For the answer given in part 2, the space required seems to be the sum from 1 to n of n which is n(n+1)/2. This gives O(n**2) for space requirements. Doesn't it?
Why cant we just sort the input (array)? Will this not mean the smallest number between x and y is always x?
Well, i thought the same, but we cannot.
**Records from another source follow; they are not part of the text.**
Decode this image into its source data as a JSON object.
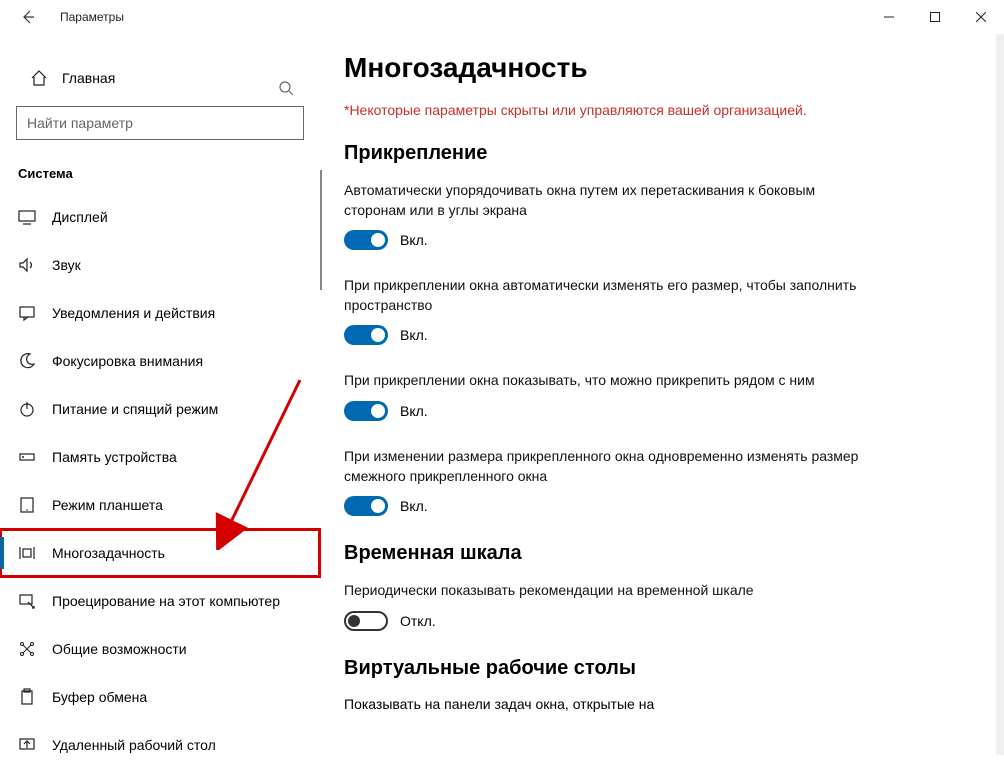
{
  "titlebar": {
    "title": "Параметры"
  },
  "sidebar": {
    "home": "Главная",
    "search_placeholder": "Найти параметр",
    "section": "Система",
    "items": [
      {
        "label": "Дисплей"
      },
      {
        "label": "Звук"
      },
      {
        "label": "Уведомления и действия"
      },
      {
        "label": "Фокусировка внимания"
      },
      {
        "label": "Питание и спящий режим"
      },
      {
        "label": "Память устройства"
      },
      {
        "label": "Режим планшета"
      },
      {
        "label": "Многозадачность"
      },
      {
        "label": "Проецирование на этот компьютер"
      },
      {
        "label": "Общие возможности"
      },
      {
        "label": "Буфер обмена"
      },
      {
        "label": "Удаленный рабочий стол"
      }
    ]
  },
  "main": {
    "page_title": "Многозадачность",
    "org_note": "*Некоторые параметры скрыты или управляются вашей организацией.",
    "snap_heading": "Прикрепление",
    "snap1_desc": "Автоматически упорядочивать окна путем их перетаскивания к боковым сторонам или в углы экрана",
    "snap2_desc": "При прикреплении окна автоматически изменять его размер, чтобы заполнить пространство",
    "snap3_desc": "При прикреплении окна показывать, что можно прикрепить рядом с ним",
    "snap4_desc": "При изменении размера прикрепленного окна одновременно изменять размер смежного прикрепленного окна",
    "timeline_heading": "Временная шкала",
    "timeline_desc": "Периодически показывать рекомендации на временной шкале",
    "vd_heading": "Виртуальные рабочие столы",
    "vd_desc": "Показывать на панели задач окна, открытые на",
    "on_label": "Вкл.",
    "off_label": "Откл."
  },
  "toggles": {
    "snap1": true,
    "snap2": true,
    "snap3": true,
    "snap4": true,
    "timeline": false
  }
}
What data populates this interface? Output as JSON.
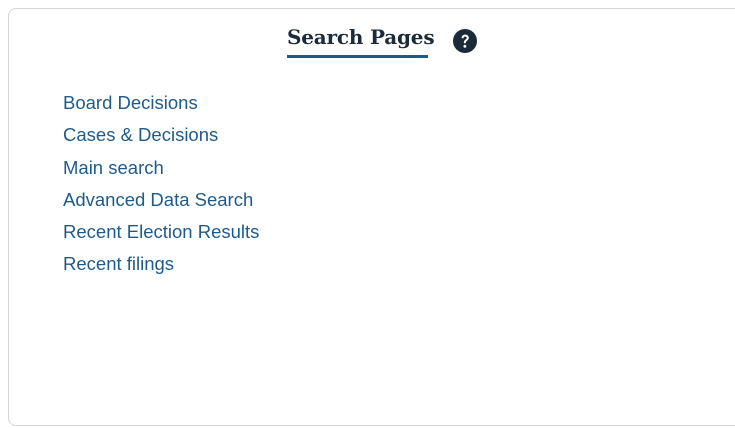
{
  "panel": {
    "title": "Search Pages",
    "help_icon": "question-circle-icon",
    "links": [
      {
        "label": "Board Decisions"
      },
      {
        "label": "Cases & Decisions"
      },
      {
        "label": "Main search"
      },
      {
        "label": "Advanced Data Search"
      },
      {
        "label": "Recent Election Results"
      },
      {
        "label": "Recent filings"
      }
    ]
  },
  "colors": {
    "link": "#1f5b8a",
    "title": "#1b2b3a",
    "underline": "#1f5b8a",
    "border": "#d4d4d4"
  }
}
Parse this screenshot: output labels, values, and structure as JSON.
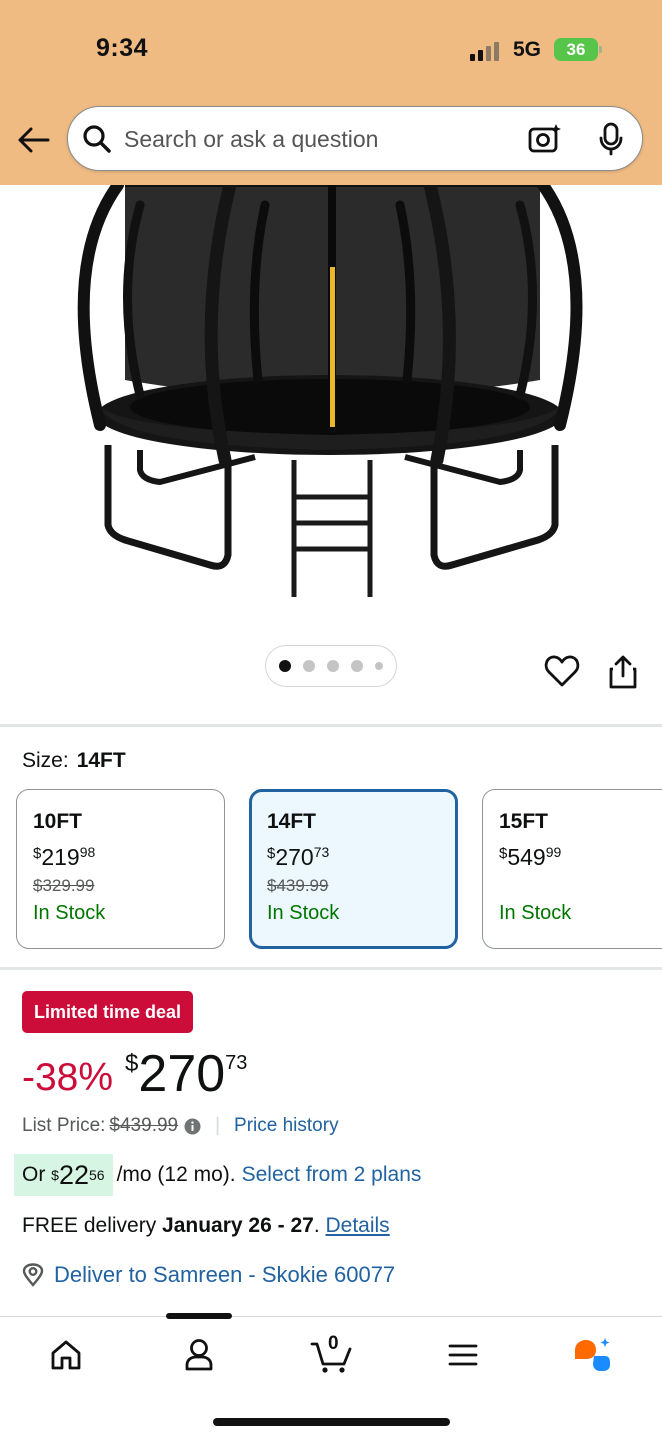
{
  "status_bar": {
    "time": "9:34",
    "network": "5G",
    "battery": "36"
  },
  "search": {
    "placeholder": "Search or ask a question"
  },
  "product": {
    "image_count": 5,
    "active_image": 1
  },
  "size": {
    "label": "Size:",
    "selected": "14FT",
    "options": [
      {
        "name": "10FT",
        "price_currency": "$",
        "price_whole": "219",
        "price_fraction": "98",
        "list_price": "$329.99",
        "stock": "In Stock"
      },
      {
        "name": "14FT",
        "price_currency": "$",
        "price_whole": "270",
        "price_fraction": "73",
        "list_price": "$439.99",
        "stock": "In Stock"
      },
      {
        "name": "15FT",
        "price_currency": "$",
        "price_whole": "549",
        "price_fraction": "99",
        "list_price": "",
        "stock": "In Stock"
      }
    ]
  },
  "deal": {
    "badge": "Limited time deal",
    "discount": "-38%",
    "price_currency": "$",
    "price_whole": "270",
    "price_fraction": "73",
    "list_label": "List Price:",
    "list_price": "$439.99",
    "price_history": "Price history"
  },
  "monthly": {
    "prefix": "Or ",
    "currency": "$",
    "amount_whole": "22",
    "amount_fraction": "56",
    "suffix": "/mo (12 mo).",
    "plans_link": "Select from 2 plans"
  },
  "delivery": {
    "prefix": "FREE delivery ",
    "dates": "January 26 - 27",
    "period": ". ",
    "details_link": "Details"
  },
  "location": {
    "text": "Deliver to Samreen - Skokie 60077"
  },
  "colors": {
    "header_bg": "#efbb83",
    "deal_red": "#cc0c39",
    "link_blue": "#2162a1",
    "stock_green": "#007600",
    "selected_border": "#2162a1"
  },
  "nav": {
    "items": [
      {
        "icon": "home-icon"
      },
      {
        "icon": "account-icon"
      },
      {
        "icon": "cart-icon",
        "count": "0"
      },
      {
        "icon": "menu-icon"
      },
      {
        "icon": "rufus-ai-icon"
      }
    ]
  }
}
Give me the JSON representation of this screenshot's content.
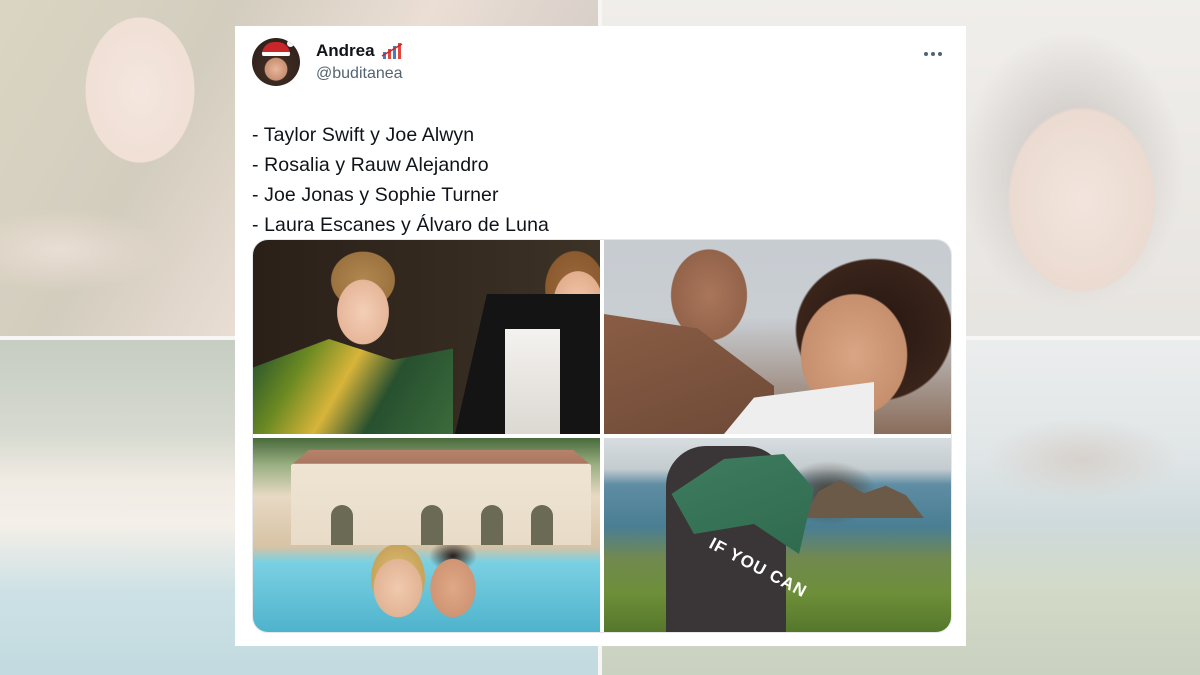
{
  "tweet": {
    "display_name": "Andrea",
    "handle": "@buditanea",
    "lines": [
      "- Taylor Swift y Joe Alwyn",
      "- Rosalia y Rauw Alejandro",
      "- Joe Jonas y Sophie Turner",
      "- Laura Escanes y Álvaro de Luna"
    ],
    "more_icon": "more-horizontal-icon",
    "name_emoji_icon": "chart-emoji-icon"
  },
  "media": {
    "photos": [
      {
        "name": "photo-taylor-swift-joe-alwyn"
      },
      {
        "name": "photo-rosalia-rauw-alejandro"
      },
      {
        "name": "photo-joe-jonas-sophie-turner"
      },
      {
        "name": "photo-laura-escanes-alvaro-de-luna"
      }
    ],
    "hoodie_print": "IF YOU CAN"
  },
  "colors": {
    "text_primary": "#0f1419",
    "text_secondary": "#536471",
    "card_background": "#ffffff"
  }
}
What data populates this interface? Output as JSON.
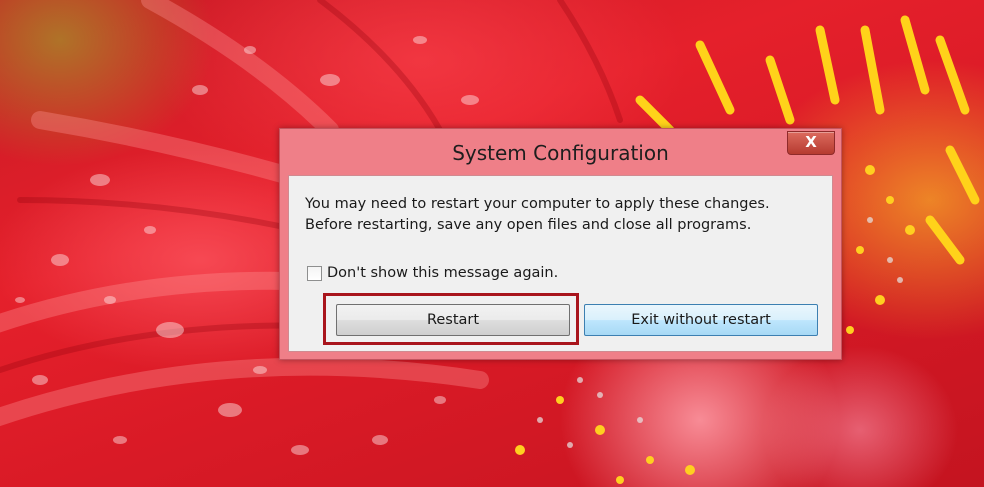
{
  "dialog": {
    "title": "System Configuration",
    "close_label": "X",
    "message_line1": "You may need to restart your computer to apply these changes.",
    "message_line2": "Before restarting, save any open files and close all programs.",
    "checkbox_label": "Don't show this message again.",
    "checkbox_checked": false,
    "restart_label": "Restart",
    "exit_label": "Exit without restart"
  },
  "colors": {
    "frame": "#ef7f88",
    "highlight": "#a8141c",
    "exit_button": "#bee6fd"
  },
  "icons": {
    "close": "close-icon"
  }
}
It becomes clear when you think of the interface as below: $ find\_min( (x_1, x_2, .. x_n), i, j) $ So, the user supplied us the sequence, and they expect us to find the minimum of a sub-sequence of the given sequence. --Mytreya (talk) 10:11, 27 September 2019 (UTC)
a counterexample for 3.11 b
for this input = [0,1,...,98,99] and this query i = 1, j = 99.
the suggested algorithm will always span in both sides - right and left, so according to the suggested solution it will always split the task to 2. that means that if h is the height of the tree the query time is going to be O(2^h)
now h = log(n) so it's 2^log(n) = n
for O(n) cost we can simply iterate over all the values in the given range and find the minimum...